What Are the Functional Outcomes After Total Sacrectomy Without Spinopelvic Reconstruction?
After total sacrectomy, many types of spinopelvic reconstruction have been described with good functional results. However, complications associated with reconstruction are not uncommon and usually result in further surgical interventions. Moreover, less is known about patient function after total sacrectomy without spinopelvic reconstruction, which may be indicated when malignant or aggressive benign bone and soft tissue tumors involved the entire sacrum.
(1) What is the functional outcome and ambulatory status of patients after total sacrectomy without spinopelvic reconstruction? (2) What is the walking ability and ambulatory status of patients when categorized by the location of the iliosacral resection relative to the sacroiliac joint? (3) What complications and reoperations occur after this procedure?
Between 2008 and 2014, we performed 16 total sacrectomies without spinopelvic reconstructions for nonmetastatic oncologic indications. All surviving patients had followup of at least 12 months, although two were lost to followup after that point (mean, 43 months; range, 12–66 months, among surviving patients). During this time period, we performed total sacrectomy without reconstruction for all patients with primary bone and soft tissue tumors (benign and malignant) involving the entire sacrum with no initial metastasis. The level of resection was the L5–S1 disc in 14 patients and L4–L5 disc in two patients. We classified the resection into two types based on the location of the iliosacral resection. Type I resections went medial to or through or lateral but close to the sacroiliac joint. Type II resections were far lateral (more than 3 cm from the posterior iliac spine) to the sacroiliac joint. Musculoskeletal Tumor Society (MSTS) scores, physical function assessments, and complications were gleaned from chart review performed by the treating surgeons (PK, BS). Video documentation of patients walking was obtained at followup in eight patients.
The mean overall MSTS scores was 17 (range, 5–27). Thirteen patients were able to walk, five without walking aids, two with a cane and sometimes without a walking aid, three with a cane, and three with a walker.
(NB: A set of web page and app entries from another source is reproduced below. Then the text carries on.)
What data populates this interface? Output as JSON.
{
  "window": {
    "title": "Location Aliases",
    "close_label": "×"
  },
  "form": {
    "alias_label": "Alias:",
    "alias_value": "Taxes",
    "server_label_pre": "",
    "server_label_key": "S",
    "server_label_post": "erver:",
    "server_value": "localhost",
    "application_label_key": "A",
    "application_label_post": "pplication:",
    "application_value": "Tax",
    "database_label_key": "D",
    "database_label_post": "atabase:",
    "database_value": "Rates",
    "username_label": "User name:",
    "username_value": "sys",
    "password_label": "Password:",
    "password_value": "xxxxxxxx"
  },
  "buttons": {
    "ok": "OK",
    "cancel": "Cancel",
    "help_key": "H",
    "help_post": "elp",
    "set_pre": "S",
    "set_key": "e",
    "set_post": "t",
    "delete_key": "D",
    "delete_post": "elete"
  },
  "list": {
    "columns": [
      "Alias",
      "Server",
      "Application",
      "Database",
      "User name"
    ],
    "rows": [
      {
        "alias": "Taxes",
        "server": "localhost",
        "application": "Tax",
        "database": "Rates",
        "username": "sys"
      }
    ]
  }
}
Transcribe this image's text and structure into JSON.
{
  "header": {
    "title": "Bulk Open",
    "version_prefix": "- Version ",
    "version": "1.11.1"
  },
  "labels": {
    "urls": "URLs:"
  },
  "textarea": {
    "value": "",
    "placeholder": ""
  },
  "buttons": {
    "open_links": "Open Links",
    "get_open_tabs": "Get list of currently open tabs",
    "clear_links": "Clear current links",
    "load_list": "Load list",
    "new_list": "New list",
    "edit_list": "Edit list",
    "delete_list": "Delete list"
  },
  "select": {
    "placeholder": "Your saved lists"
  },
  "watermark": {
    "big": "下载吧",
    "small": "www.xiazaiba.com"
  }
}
Thirteen of 14 patients who had bilateral Type I resections or a Type I resection on one side and Type II on the contralateral side were able to walk, five without a walking aid, and had a mean MSTS score of 19 (range, 13–27). Two patients with bilateral Type II resection were only able to sit. Complications included wound dehiscences in 13 patients (which were treated with reoperation for drainage), sciatic nerve injury in seven patients, a torn ureter in one patient, and a rectal tear in one patient.
Without spinopelvic reconstruction, most patients in this series who underwent total sacrectomy were able to walk. Good MSTS scores could be expected in patients with bilateral Type I resections and patients with a Type I on one side and a Type II on the contralateral side. Total sacrectomy without spinopelvic reconstruction should be considered as a useful alternative to reconstructive surgery in patients who undergo Type I iliosacral resection on one or both sides.
Level of Evidence
Level IV, therapeutic study.